**Stored data**
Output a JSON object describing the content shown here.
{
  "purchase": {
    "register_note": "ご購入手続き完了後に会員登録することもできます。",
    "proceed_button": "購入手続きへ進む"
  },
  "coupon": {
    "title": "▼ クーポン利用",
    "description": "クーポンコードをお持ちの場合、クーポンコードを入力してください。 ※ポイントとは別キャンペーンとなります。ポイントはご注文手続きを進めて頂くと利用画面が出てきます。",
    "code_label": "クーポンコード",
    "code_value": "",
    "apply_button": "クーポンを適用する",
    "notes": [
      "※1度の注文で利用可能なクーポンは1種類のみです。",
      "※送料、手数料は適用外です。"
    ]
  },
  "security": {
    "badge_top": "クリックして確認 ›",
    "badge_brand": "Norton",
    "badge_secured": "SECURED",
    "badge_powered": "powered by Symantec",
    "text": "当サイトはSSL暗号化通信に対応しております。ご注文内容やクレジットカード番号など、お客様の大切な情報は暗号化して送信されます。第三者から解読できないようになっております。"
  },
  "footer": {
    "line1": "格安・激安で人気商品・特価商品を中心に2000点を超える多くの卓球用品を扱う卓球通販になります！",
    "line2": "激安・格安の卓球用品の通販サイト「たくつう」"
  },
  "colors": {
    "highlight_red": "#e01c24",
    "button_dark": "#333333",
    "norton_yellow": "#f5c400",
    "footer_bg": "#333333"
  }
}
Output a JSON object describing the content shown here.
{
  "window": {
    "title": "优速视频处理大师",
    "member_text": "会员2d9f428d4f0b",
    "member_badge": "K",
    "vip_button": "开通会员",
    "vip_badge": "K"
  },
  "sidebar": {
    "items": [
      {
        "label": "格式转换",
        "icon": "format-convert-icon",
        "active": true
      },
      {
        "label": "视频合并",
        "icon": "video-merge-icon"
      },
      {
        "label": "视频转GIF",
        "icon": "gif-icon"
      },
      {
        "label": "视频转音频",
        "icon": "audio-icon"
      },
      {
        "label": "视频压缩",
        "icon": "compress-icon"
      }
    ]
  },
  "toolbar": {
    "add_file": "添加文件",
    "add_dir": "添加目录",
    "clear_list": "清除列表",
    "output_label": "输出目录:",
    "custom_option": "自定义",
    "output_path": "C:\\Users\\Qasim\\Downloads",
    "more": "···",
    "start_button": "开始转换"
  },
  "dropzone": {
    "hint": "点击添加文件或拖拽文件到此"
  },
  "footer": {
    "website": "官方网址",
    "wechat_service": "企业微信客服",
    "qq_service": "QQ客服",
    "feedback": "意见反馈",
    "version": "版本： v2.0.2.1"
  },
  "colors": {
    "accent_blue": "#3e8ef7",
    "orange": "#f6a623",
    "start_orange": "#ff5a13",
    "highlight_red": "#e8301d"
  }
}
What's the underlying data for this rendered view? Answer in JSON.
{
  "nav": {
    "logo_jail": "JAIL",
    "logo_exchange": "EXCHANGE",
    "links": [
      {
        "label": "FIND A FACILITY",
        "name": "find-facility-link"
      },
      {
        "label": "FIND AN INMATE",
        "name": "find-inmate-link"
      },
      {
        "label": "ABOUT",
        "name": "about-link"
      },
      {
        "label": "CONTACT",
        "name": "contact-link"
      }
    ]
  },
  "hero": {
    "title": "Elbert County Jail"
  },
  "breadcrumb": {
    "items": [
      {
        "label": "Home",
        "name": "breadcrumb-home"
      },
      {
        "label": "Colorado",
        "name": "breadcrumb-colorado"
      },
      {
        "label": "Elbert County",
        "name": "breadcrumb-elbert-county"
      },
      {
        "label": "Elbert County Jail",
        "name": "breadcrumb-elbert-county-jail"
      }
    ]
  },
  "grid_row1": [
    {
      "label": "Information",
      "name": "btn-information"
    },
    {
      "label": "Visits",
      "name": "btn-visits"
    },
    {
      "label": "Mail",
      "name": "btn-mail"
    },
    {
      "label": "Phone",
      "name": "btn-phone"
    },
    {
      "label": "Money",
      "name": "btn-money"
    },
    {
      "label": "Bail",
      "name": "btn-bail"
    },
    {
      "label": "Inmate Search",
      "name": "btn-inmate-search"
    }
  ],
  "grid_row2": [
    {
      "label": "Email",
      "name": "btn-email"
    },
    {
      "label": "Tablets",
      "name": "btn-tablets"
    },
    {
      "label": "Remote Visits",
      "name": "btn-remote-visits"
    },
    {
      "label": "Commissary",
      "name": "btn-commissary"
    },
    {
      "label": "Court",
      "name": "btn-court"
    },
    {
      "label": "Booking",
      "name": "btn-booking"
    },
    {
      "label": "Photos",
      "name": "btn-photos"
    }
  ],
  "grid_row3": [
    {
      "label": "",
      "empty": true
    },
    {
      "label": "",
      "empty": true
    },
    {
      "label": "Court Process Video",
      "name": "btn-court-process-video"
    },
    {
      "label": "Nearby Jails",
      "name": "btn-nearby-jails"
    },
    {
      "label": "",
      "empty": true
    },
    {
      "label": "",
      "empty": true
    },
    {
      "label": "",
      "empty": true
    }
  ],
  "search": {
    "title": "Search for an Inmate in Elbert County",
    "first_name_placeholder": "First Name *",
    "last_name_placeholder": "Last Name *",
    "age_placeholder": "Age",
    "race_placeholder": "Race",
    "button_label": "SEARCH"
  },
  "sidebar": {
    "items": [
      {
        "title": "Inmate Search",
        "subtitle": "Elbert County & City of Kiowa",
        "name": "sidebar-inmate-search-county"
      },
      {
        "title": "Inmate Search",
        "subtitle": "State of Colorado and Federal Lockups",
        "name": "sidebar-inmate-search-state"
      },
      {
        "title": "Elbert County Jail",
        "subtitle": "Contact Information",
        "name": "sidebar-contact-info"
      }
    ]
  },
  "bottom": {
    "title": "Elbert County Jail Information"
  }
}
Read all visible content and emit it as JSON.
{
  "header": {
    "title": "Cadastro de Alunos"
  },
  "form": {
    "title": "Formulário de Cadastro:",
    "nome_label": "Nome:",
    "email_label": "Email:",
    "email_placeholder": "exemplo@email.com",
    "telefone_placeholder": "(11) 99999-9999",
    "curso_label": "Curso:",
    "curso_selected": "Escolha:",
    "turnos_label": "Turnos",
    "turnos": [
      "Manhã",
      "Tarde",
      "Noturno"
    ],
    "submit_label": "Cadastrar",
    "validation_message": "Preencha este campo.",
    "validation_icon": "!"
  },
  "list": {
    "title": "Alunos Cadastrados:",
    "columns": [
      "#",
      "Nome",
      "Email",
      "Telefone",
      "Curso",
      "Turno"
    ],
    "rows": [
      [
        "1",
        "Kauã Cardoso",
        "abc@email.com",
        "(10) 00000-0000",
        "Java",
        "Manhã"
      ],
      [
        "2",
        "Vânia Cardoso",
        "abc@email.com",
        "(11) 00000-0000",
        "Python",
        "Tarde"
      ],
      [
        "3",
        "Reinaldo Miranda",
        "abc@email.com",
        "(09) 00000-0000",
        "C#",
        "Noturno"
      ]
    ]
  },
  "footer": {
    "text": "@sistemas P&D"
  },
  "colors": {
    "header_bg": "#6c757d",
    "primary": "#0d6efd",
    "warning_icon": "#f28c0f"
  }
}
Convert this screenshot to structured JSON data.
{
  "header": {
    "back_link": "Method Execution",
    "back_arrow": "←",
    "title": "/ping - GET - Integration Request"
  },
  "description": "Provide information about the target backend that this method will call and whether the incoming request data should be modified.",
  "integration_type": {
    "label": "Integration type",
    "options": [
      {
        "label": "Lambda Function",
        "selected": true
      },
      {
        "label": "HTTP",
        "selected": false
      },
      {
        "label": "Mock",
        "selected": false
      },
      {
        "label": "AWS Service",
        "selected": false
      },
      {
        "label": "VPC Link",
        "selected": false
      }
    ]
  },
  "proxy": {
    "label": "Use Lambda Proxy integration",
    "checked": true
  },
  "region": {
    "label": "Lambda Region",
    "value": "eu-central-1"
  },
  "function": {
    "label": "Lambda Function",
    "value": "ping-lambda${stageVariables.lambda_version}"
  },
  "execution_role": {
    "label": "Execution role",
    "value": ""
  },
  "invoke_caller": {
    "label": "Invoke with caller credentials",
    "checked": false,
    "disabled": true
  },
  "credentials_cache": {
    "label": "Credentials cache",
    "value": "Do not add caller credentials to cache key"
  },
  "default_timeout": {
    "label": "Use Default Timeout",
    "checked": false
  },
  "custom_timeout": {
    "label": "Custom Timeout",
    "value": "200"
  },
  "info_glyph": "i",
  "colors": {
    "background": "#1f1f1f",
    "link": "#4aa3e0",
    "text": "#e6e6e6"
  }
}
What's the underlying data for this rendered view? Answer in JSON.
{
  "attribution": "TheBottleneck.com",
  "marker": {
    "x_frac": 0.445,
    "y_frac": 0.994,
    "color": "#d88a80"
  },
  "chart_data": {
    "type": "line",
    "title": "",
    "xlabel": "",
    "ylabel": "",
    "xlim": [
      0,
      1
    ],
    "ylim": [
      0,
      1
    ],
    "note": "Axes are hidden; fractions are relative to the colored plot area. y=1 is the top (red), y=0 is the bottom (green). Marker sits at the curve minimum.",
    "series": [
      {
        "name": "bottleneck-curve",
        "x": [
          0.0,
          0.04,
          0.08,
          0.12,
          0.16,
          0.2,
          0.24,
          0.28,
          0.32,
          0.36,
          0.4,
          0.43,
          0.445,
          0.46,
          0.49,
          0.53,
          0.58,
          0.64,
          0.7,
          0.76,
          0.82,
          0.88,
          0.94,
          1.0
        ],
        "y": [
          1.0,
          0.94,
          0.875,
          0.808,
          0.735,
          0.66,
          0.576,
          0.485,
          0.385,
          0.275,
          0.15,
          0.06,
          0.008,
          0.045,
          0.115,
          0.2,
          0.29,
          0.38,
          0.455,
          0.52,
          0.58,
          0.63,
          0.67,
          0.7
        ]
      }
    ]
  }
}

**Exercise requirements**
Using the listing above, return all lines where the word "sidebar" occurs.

**Exercise response**
  "sidebar": {
  "sidebar": {
        "name": "sidebar-inmate-search-county"
        "name": "sidebar-inmate-search-state"
        "name": "sidebar-contact-info"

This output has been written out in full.